**Source material**
------------------------------------

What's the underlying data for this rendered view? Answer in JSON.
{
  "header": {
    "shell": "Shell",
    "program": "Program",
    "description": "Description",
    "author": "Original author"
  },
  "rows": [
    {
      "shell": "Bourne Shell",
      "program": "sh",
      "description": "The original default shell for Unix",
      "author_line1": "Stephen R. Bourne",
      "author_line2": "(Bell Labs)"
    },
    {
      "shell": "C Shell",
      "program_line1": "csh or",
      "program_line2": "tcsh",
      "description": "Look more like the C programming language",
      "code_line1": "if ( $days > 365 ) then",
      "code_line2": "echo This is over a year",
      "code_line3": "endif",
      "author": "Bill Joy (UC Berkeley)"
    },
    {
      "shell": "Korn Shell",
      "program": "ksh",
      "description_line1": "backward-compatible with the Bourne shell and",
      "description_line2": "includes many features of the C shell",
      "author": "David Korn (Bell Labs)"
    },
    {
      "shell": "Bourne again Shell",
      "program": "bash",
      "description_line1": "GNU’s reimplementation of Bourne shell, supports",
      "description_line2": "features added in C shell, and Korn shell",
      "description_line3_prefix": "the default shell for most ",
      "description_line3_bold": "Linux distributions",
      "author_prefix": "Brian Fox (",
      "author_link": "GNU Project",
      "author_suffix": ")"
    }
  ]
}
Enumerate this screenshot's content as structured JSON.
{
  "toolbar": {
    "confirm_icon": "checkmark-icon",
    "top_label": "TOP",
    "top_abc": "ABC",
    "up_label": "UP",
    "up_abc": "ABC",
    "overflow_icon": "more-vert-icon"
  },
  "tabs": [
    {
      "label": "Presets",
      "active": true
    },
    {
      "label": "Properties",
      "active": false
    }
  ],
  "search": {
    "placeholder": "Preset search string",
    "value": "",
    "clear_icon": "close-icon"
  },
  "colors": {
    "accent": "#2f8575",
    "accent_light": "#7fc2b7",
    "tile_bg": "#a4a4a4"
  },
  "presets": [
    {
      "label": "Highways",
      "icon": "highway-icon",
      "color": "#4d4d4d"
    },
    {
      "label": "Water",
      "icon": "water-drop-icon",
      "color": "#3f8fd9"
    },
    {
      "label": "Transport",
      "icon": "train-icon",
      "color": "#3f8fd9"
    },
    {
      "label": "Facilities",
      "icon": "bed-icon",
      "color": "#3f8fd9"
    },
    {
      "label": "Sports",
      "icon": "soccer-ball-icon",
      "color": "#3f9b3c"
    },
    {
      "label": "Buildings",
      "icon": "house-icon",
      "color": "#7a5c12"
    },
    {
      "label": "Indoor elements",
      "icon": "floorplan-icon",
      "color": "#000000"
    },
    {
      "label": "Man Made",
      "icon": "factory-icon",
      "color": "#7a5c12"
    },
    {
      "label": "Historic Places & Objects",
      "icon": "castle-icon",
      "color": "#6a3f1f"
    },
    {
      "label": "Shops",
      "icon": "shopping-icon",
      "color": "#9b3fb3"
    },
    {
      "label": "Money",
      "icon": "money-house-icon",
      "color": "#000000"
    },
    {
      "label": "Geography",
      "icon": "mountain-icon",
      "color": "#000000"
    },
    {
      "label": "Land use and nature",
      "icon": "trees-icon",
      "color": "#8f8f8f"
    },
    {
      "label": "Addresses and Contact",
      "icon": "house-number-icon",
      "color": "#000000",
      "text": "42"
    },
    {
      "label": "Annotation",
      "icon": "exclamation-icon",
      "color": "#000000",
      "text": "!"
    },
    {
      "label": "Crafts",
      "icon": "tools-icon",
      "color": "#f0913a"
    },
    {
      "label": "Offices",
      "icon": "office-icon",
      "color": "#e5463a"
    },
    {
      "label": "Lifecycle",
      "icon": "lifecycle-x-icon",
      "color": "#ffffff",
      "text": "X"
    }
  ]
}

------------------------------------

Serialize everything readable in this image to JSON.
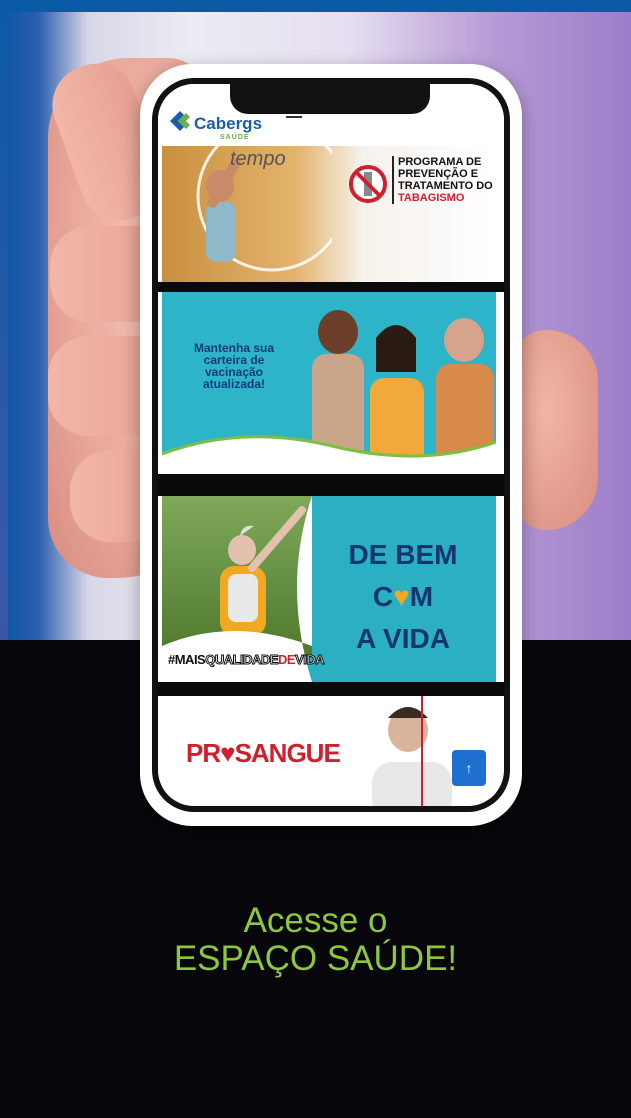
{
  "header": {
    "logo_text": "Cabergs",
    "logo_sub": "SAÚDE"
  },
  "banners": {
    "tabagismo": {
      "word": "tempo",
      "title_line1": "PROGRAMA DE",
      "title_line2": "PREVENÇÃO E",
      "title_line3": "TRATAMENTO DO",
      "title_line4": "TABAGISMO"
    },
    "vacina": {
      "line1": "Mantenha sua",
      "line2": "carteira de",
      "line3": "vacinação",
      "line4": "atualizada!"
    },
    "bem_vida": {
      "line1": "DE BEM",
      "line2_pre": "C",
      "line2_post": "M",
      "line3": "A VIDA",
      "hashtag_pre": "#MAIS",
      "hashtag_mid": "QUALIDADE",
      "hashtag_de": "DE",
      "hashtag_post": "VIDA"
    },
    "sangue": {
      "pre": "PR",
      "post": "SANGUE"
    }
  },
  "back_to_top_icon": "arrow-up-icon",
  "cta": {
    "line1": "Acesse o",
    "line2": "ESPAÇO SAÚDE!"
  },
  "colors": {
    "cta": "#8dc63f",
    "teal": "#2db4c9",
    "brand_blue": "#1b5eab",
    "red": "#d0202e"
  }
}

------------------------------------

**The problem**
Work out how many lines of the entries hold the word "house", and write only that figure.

**Task solution**
3